ABOUT THIS EXERCISE |
Look through the data below, and copy each line that carries the word "screenshot".
*** EXTRACTED DATA ***
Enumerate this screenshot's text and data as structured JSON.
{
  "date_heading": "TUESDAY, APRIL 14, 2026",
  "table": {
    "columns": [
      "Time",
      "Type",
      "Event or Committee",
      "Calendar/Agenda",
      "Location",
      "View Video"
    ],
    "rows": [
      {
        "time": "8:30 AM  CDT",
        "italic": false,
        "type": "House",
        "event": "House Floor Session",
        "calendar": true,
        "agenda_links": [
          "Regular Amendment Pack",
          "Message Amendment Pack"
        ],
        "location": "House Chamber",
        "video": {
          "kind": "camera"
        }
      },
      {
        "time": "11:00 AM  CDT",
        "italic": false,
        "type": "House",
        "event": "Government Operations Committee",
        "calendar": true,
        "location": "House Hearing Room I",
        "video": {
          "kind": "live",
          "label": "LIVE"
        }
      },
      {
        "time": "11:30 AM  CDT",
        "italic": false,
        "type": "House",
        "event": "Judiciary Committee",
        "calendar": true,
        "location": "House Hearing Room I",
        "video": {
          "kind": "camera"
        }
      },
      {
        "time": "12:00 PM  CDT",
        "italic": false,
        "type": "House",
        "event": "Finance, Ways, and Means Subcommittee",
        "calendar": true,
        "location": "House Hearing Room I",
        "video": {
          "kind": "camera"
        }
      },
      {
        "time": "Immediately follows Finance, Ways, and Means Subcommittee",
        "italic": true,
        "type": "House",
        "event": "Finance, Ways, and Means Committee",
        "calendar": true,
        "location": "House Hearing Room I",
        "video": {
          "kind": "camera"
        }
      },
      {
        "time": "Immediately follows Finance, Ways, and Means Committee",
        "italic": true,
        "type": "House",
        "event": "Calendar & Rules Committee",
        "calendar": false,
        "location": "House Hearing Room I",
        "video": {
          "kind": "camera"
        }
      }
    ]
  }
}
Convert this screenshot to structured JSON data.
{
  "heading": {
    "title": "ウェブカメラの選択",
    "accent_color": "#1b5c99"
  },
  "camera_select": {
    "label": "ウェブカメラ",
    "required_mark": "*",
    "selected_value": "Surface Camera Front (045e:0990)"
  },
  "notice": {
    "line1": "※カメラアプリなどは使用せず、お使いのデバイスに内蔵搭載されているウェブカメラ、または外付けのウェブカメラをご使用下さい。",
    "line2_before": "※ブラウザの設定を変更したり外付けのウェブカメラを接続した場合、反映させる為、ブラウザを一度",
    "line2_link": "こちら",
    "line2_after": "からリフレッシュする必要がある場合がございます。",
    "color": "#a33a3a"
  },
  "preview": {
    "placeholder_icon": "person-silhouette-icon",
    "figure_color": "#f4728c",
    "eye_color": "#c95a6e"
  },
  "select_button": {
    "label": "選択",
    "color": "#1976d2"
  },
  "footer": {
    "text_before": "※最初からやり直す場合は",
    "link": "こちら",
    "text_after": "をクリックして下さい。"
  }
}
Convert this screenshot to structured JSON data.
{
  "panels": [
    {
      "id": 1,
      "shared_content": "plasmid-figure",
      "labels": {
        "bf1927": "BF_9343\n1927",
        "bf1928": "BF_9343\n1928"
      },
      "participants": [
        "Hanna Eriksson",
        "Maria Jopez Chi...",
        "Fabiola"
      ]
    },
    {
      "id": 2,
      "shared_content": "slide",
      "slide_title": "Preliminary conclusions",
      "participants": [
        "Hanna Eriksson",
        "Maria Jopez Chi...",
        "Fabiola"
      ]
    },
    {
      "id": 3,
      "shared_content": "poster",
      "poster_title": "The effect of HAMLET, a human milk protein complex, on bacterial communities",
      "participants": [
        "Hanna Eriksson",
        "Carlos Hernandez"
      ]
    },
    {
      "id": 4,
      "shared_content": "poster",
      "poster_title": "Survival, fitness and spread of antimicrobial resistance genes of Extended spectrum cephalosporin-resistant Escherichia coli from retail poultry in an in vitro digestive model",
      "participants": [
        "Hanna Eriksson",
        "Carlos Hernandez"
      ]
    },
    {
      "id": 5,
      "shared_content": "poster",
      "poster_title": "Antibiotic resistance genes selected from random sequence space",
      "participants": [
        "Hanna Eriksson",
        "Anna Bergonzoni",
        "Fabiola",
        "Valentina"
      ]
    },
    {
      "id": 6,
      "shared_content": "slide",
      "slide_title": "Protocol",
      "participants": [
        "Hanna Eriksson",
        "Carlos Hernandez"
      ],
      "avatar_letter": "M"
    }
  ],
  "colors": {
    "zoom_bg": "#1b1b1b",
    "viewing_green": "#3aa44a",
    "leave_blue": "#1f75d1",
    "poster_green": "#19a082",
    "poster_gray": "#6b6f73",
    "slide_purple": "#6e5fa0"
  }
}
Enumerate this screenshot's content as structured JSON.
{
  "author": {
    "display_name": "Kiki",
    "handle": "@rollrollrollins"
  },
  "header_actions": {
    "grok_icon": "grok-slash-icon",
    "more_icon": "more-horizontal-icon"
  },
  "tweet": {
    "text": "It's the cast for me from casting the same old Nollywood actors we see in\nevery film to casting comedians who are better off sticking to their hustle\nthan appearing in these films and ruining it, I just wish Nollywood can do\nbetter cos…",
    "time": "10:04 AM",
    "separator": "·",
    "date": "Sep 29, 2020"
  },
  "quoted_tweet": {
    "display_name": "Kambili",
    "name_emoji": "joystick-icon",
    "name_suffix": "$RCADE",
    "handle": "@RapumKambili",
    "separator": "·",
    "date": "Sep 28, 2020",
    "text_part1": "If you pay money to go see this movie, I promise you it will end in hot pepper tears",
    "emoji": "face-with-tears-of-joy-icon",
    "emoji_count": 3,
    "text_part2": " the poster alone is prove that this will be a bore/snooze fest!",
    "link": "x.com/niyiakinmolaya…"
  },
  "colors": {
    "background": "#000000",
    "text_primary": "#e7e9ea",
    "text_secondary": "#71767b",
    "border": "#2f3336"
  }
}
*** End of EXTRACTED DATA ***
SOLUTION FOR THIS EXERCISE |
Enumerate this screenshot's text and data as structured JSON.
Convert this screenshot to structured JSON data.
Convert this screenshot to structured JSON data.
Enumerate this screenshot's content as structured JSON.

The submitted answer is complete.